GOVERNOR’S STATEMENT UPON SIGNING ASSEMBLY BILL NO. 1504 (Second Reprint) Today I am signing the “Medical Aid in Dying for the Terminally Ill Act”, Assembly Bill No. 1504 (Second Reprint), which permits terminally ill, adult patients residing in New Jersey to obtain and self-administer medication to end their lives peacefully and humanely. I commend the bill’s sponsors — particularly Assemblyman Burzichelli, for whom this bill has been an extremely passionate and personal mission since he first introduced it seven years ago — for their tireless efforts to craft legislation that respects the dignity and autonomy of capable individuals to make end-of-life decisions. The legislation I am signing today is the product of a neardecade long debate among policy makers, religious organizations, experts in the medical community, advocates for persons with disabilities, and patients, among many others. Without question, reasonable and well-meaning individuals can, and very often do, hold different moral views on this topic. Through years of legislative hearings, countless witnesses, many of whom shared deeply personal and heart-wrenching testimony, offered compelling arguments both in favor of and against this legislation. As a lifelong, practicing Catholic, I acknowledge that I have personally grappled with my position on this issue. My faith has informed and enhanced many of my most deeply held progressive values. Indeed, it has influenced my perspectives on issues involving social justice, social welfare, and even those topics traditionally regarded as strictly economic, such as the minimum wage. On this issue, I am torn between certain principles of my faith and my compassion for those who suffer unnecessary, and often intolerable, pain at the end of their lives. It is undeniable that there are people with terminal illnesses whose lives are reduced to agony and pain.

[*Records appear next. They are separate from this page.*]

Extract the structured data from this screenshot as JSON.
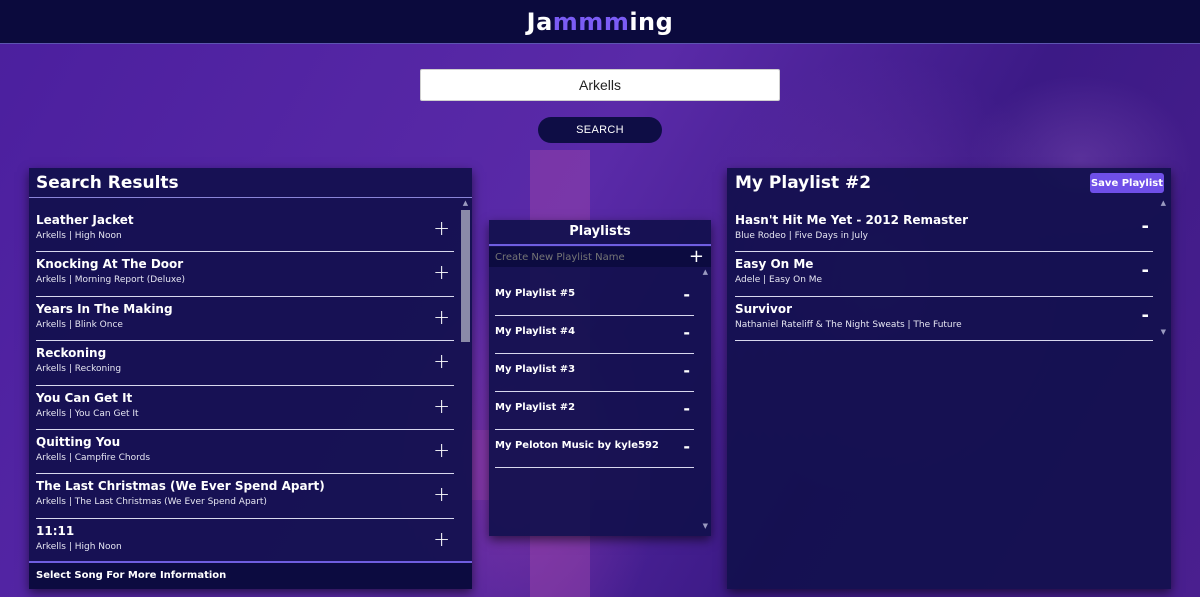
{
  "app": {
    "logo_prefix": "Ja",
    "logo_accent": "mmm",
    "logo_suffix": "ing",
    "accent_color": "#7b5cf5"
  },
  "search": {
    "value": "Arkells",
    "button_label": "SEARCH"
  },
  "results": {
    "title": "Search Results",
    "footer": "Select Song For More Information",
    "add_symbol": "+",
    "tracks": [
      {
        "name": "Leather Jacket",
        "meta": "Arkells | High Noon"
      },
      {
        "name": "Knocking At The Door",
        "meta": "Arkells | Morning Report (Deluxe)"
      },
      {
        "name": "Years In The Making",
        "meta": "Arkells | Blink Once"
      },
      {
        "name": "Reckoning",
        "meta": "Arkells | Reckoning"
      },
      {
        "name": "You Can Get It",
        "meta": "Arkells | You Can Get It"
      },
      {
        "name": "Quitting You",
        "meta": "Arkells | Campfire Chords"
      },
      {
        "name": "The Last Christmas (We Ever Spend Apart)",
        "meta": "Arkells | The Last Christmas (We Ever Spend Apart)"
      },
      {
        "name": "11:11",
        "meta": "Arkells | High Noon"
      }
    ]
  },
  "playlists": {
    "title": "Playlists",
    "create_placeholder": "Create New Playlist Name",
    "add_symbol": "+",
    "remove_symbol": "-",
    "items": [
      "My Playlist #5",
      "My Playlist #4",
      "My Playlist #3",
      "My Playlist #2",
      "My Peloton Music by kyle592"
    ]
  },
  "current": {
    "title": "My Playlist #2",
    "save_label": "Save Playlist",
    "remove_symbol": "-",
    "tracks": [
      {
        "name": "Hasn't Hit Me Yet - 2012 Remaster",
        "meta": "Blue Rodeo | Five Days in July"
      },
      {
        "name": "Easy On Me",
        "meta": "Adele | Easy On Me"
      },
      {
        "name": "Survivor",
        "meta": "Nathaniel Rateliff & The Night Sweats | The Future"
      }
    ]
  }
}
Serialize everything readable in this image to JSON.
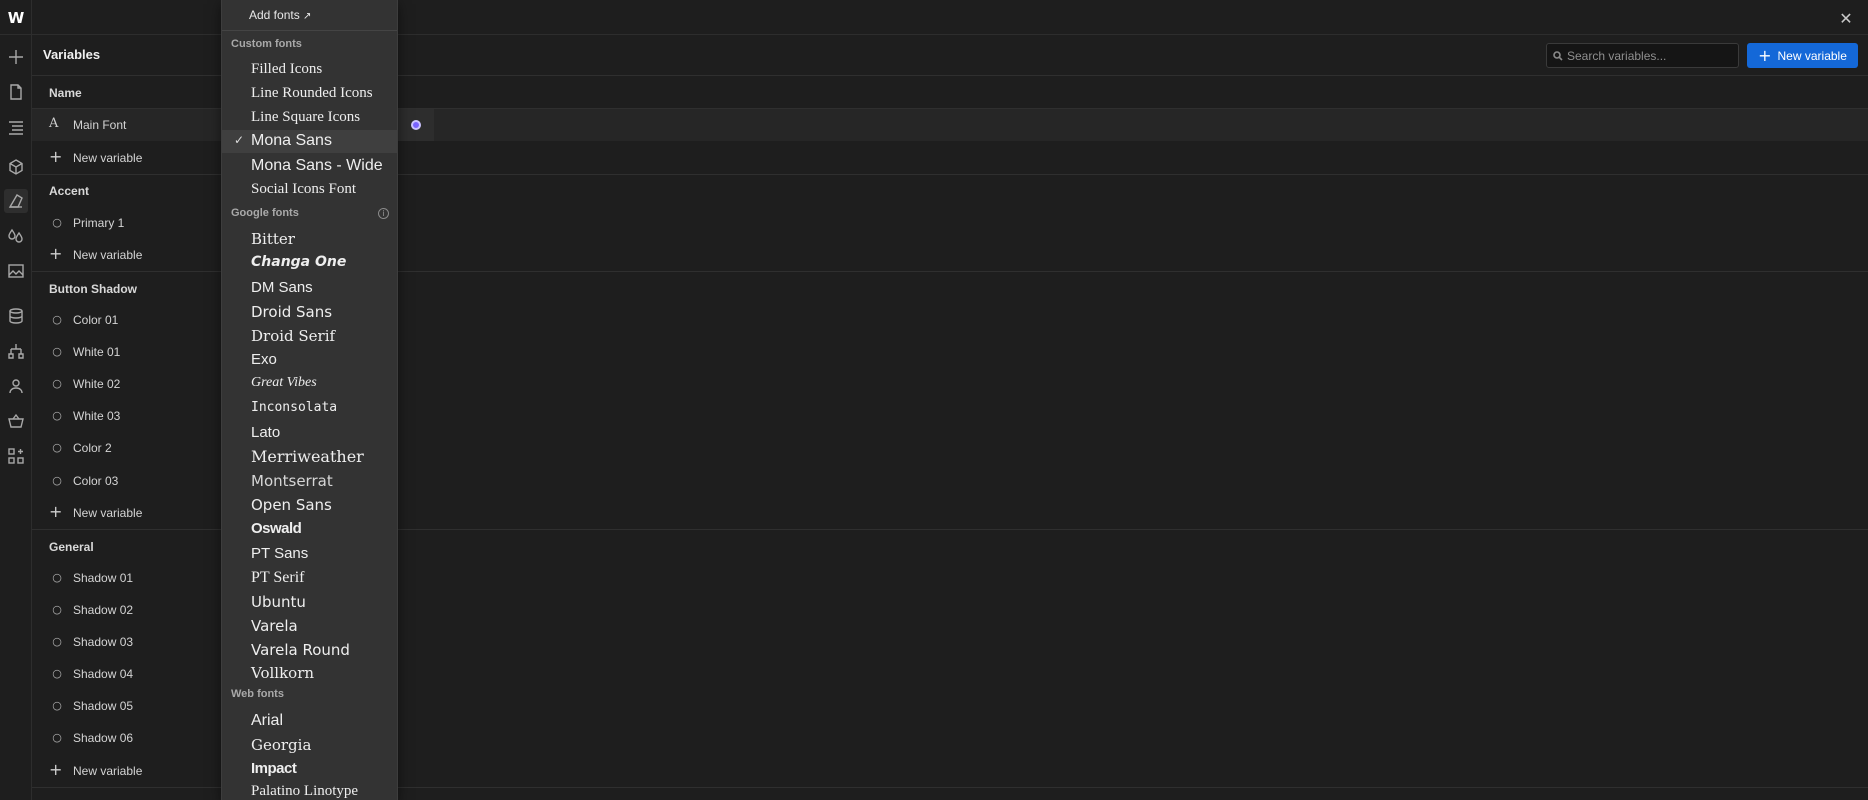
{
  "panel": {
    "title": "Variables",
    "column_name": "Name"
  },
  "search": {
    "placeholder": "Search variables..."
  },
  "actions": {
    "new_variable_label": "New variable"
  },
  "new_variable_row_label": "New variable",
  "groups": [
    {
      "name": "",
      "rows": [
        "Main Font"
      ]
    },
    {
      "name": "Accent",
      "rows": [
        "Primary 1"
      ]
    },
    {
      "name": "Button Shadow",
      "rows": [
        "Color 01",
        "White 01",
        "White 02",
        "White 03",
        "Color 2",
        "Color 03"
      ]
    },
    {
      "name": "General",
      "rows": [
        "Shadow 01",
        "Shadow 02",
        "Shadow 03",
        "Shadow 04",
        "Shadow 05",
        "Shadow 06"
      ]
    }
  ],
  "font_dropdown": {
    "add_fonts_label": "Add fonts",
    "selected": "Mona Sans",
    "sections": [
      {
        "title": "Custom fonts",
        "items": [
          "Filled Icons",
          "Line Rounded Icons",
          "Line Square Icons",
          "Mona Sans",
          "Mona Sans - Wide",
          "Social Icons Font"
        ]
      },
      {
        "title": "Google fonts",
        "items": [
          "Bitter",
          "Changa One",
          "DM Sans",
          "Droid Sans",
          "Droid Serif",
          "Exo",
          "Great Vibes",
          "Inconsolata",
          "Lato",
          "Merriweather",
          "Montserrat",
          "Open Sans",
          "Oswald",
          "PT Sans",
          "PT Serif",
          "Ubuntu",
          "Varela",
          "Varela Round",
          "Vollkorn"
        ]
      },
      {
        "title": "Web fonts",
        "items": [
          "Arial",
          "Georgia",
          "Impact",
          "Palatino Linotype"
        ]
      }
    ]
  },
  "colors": {
    "accent": "#1468d8",
    "indicator": "#7a63ff",
    "background": "#1e1e1e",
    "dropdown": "#333333"
  }
}
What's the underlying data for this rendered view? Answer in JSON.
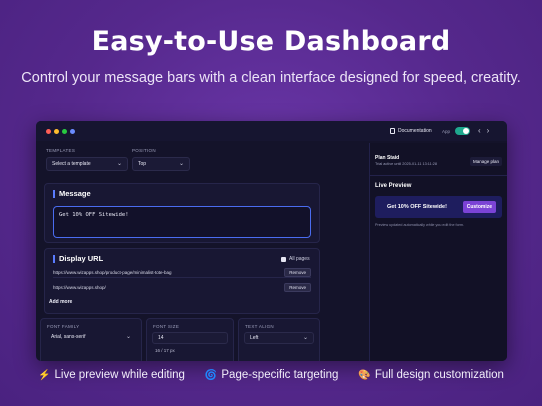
{
  "hero": {
    "title": "Easy-to-Use Dashboard",
    "subtitle": "Control your message bars with a clean interface designed for speed, creatity."
  },
  "window": {
    "documentation_label": "Documentation",
    "app_label": "App",
    "templates": {
      "label": "TEMPLATES",
      "value": "Select a template"
    },
    "position": {
      "label": "POSITION",
      "value": "Top"
    },
    "message": {
      "title": "Message",
      "value": "Get 10% OFF Sitewide!"
    },
    "display_url": {
      "title": "Display URL",
      "all_pages_label": "All pages",
      "urls": [
        {
          "value": "https://www.wizapps.shop/product-page/minimalist-tote-bag",
          "remove_label": "Remove"
        },
        {
          "value": "https://www.wizapps.shop/",
          "remove_label": "Remove"
        }
      ],
      "add_more_label": "Add more"
    },
    "font_family": {
      "label": "FONT FAMILY",
      "value": "Arial, sans-serif"
    },
    "font_size": {
      "label": "FONT SIZE",
      "value": "14",
      "note": "16 / 17 px"
    },
    "text_align": {
      "label": "TEXT ALIGN",
      "value": "Left"
    },
    "plan": {
      "title": "Plan Staid",
      "subtitle": "Trial active until 2025-01-11 13:11:28",
      "manage_label": "Manage plan"
    },
    "live_preview": {
      "title": "Live Preview",
      "bar_text": "Get 10% OFF Sitewide!",
      "customize_label": "Customize",
      "note": "Preview updated automatically while you edit the form."
    }
  },
  "features": [
    {
      "icon": "⚡",
      "label": "Live preview while editing"
    },
    {
      "icon": "🌀",
      "label": "Page-specific targeting"
    },
    {
      "icon": "🎨",
      "label": "Full design customization"
    }
  ],
  "colors": {
    "background": "#55288c",
    "window": "#14132a",
    "accent": "#4a6cf0",
    "toggle_on": "#1fa88e",
    "customize_button": "#7b43d6"
  }
}
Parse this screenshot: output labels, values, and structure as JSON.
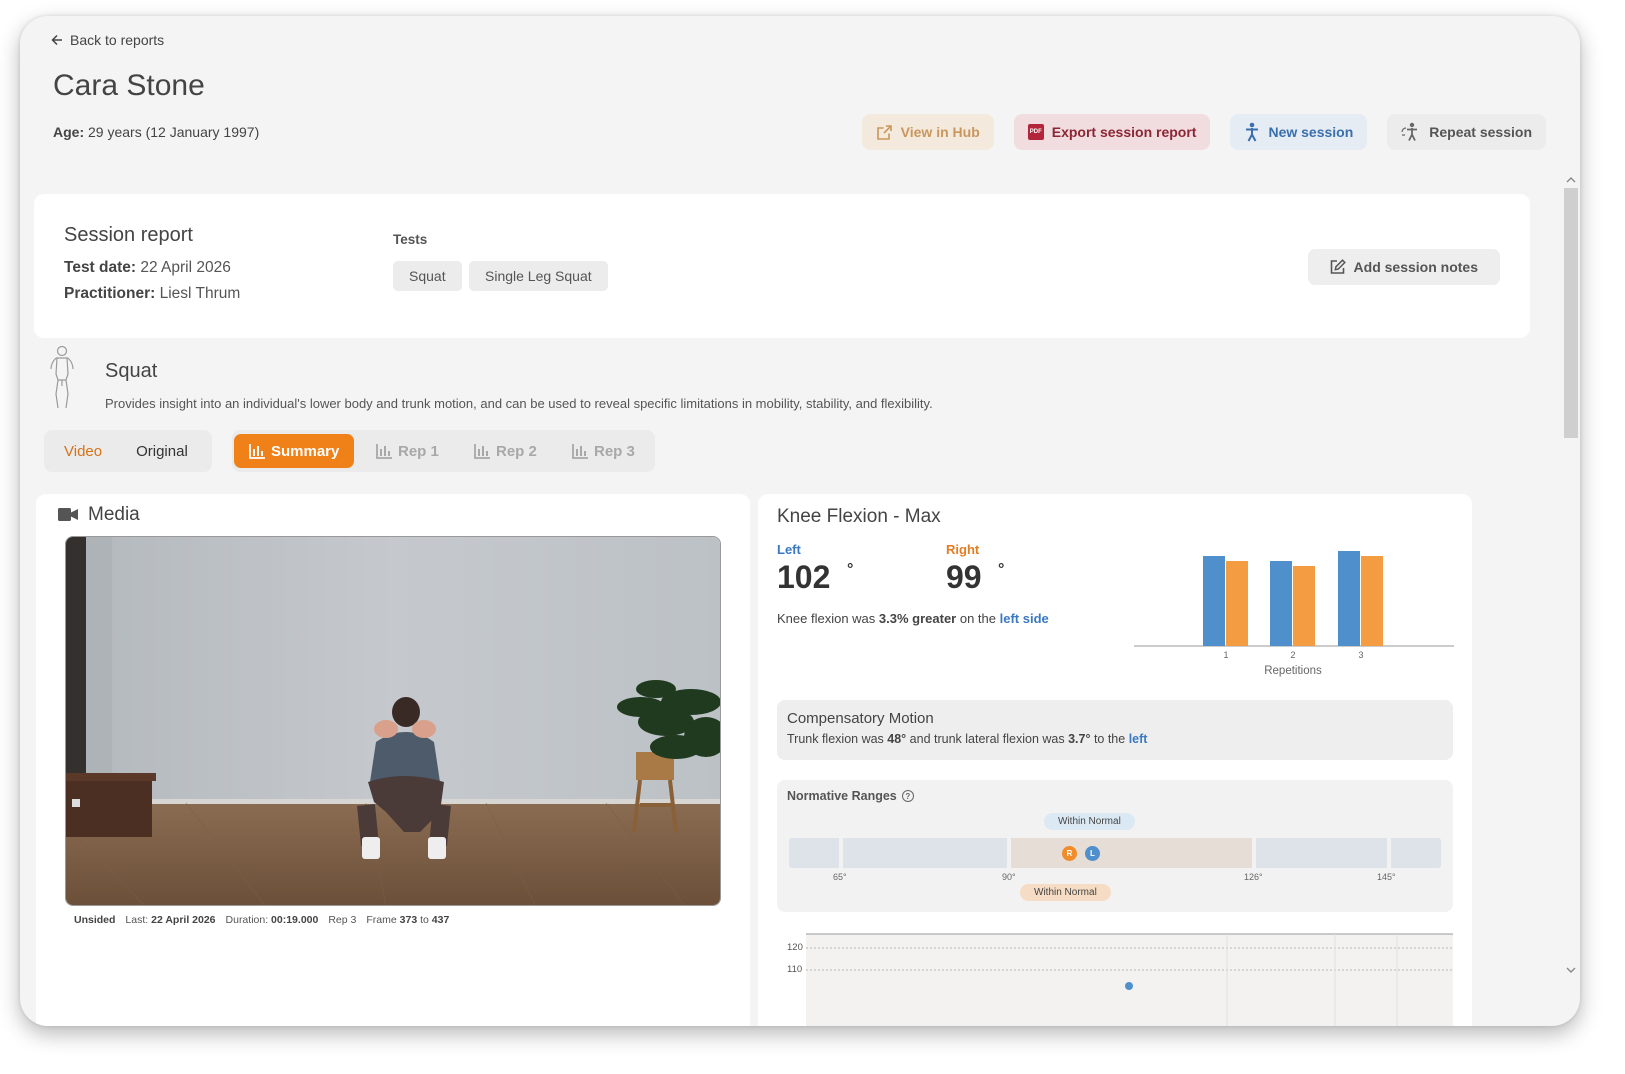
{
  "nav": {
    "back_label": "Back to reports"
  },
  "patient": {
    "name": "Cara Stone",
    "age_label": "Age:",
    "age_value": " 29 years (12 January 1997)"
  },
  "actions": {
    "view_hub": "View in Hub",
    "export": "Export session report",
    "new_session": "New session",
    "repeat_session": "Repeat session"
  },
  "session": {
    "title": "Session report",
    "test_date_label": "Test date:",
    "test_date": " 22 April 2026",
    "practitioner_label": "Practitioner:",
    "practitioner": " Liesl Thrum",
    "tests_label": "Tests",
    "tests": [
      "Squat",
      "Single Leg Squat"
    ],
    "notes_button": "Add session notes"
  },
  "test": {
    "name": "Squat",
    "description": "Provides insight into an individual's lower body and trunk motion, and can be used to reveal specific limitations in mobility, stability, and flexibility."
  },
  "view_toggle": {
    "video": "Video",
    "original": "Original"
  },
  "tabs": [
    "Summary",
    "Rep 1",
    "Rep 2",
    "Rep 3"
  ],
  "media": {
    "title": "Media",
    "meta": {
      "side": "Unsided",
      "last_label": "Last:",
      "last": "22 April 2026",
      "duration_label": "Duration:",
      "duration": "00:19.000",
      "rep": "Rep 3",
      "frame_label": "Frame",
      "frame_from": "373",
      "frame_to_label": "to",
      "frame_to": "437"
    }
  },
  "knee": {
    "title": "Knee Flexion - Max",
    "left_label": "Left",
    "left_value": "102",
    "right_label": "Right",
    "right_value": "99",
    "degree": "°",
    "summary_pre": "Knee flexion was ",
    "summary_bold": "3.3% greater",
    "summary_mid": " on the ",
    "summary_side": "left side",
    "colors": {
      "left": "#4f8fcc",
      "right": "#f39c42",
      "normal_band": "#e5ddd6"
    }
  },
  "chart_data": {
    "type": "bar",
    "categories": [
      "1",
      "2",
      "3"
    ],
    "xlabel": "Repetitions",
    "series": [
      {
        "name": "Left",
        "values": [
          102,
          101,
          103
        ]
      },
      {
        "name": "Right",
        "values": [
          101,
          100,
          102
        ]
      }
    ],
    "ylim": [
      84,
      104
    ],
    "grid": false
  },
  "compensatory": {
    "title": "Compensatory Motion",
    "t1": "Trunk flexion was ",
    "v1": "48°",
    "t2": " and trunk lateral flexion was ",
    "v2": "3.7°",
    "t3": " to the ",
    "side": "left"
  },
  "normative": {
    "title": "Normative Ranges",
    "upper_pill": "Within Normal",
    "lower_pill": "Within Normal",
    "ticks": [
      "65°",
      "90°",
      "126°",
      "145°"
    ],
    "marker_r": "R",
    "marker_l": "L"
  },
  "lower_chart": {
    "y_ticks": [
      "120",
      "110"
    ]
  }
}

Some of these individuals may thoughtfully and rationally wish to bring an end to their own suffering but cannot do so because the law prevents it and compels them to suffer, unnecessarily and against their will. I have seen such debilitating suffering firsthand in my own family, and I deeply empathize with all individuals and their families who have struggled with end-of-life medical decisions. As things now stand, it is the law, rather than one’s own moral and personal beliefs, that governs such decisions. That is not as it should be. After careful consideration, internal reflection, and prayer, I have concluded that, while my faith may lead me to a particular decision for myself, as a public official I cannot deny this alternative to those who may reach a different conclusion. I believe this choice is a personal one and, therefore, signing this legislation is the decision that best respects the freedom and humanity of all New Jersey residents. Date: April 12, 2019 /s/ Philip D. Murphy Governor Attest: /s/ Matthew J. Platkin Chief Counsel to the Governor